The task:
Copy all lines containing the string "label" from the records below.

Recorded information:
◇ ◇ ◇ ◇ ◇ ◇ ◇

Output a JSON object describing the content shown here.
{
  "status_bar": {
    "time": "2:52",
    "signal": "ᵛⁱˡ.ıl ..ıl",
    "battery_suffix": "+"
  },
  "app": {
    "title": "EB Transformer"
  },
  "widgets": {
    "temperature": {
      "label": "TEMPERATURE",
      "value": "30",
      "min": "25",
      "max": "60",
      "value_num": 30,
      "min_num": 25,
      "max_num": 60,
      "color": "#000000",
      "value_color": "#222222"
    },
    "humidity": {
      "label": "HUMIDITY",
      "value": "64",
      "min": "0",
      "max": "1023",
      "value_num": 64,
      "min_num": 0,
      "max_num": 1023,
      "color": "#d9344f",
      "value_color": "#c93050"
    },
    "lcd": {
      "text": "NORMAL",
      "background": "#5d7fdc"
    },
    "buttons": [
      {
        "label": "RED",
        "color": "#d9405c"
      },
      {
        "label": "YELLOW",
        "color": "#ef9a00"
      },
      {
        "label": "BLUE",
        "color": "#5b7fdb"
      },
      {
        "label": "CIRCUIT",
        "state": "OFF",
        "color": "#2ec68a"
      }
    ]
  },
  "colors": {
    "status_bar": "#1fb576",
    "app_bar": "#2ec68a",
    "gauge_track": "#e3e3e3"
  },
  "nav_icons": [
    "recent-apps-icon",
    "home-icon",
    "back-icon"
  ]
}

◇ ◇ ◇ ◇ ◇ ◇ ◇

Written answer:
      "label": "TEMPERATURE",
      "label": "HUMIDITY",
        "label": "RED",
        "label": "YELLOW",
        "label": "BLUE",
        "label": "CIRCUIT",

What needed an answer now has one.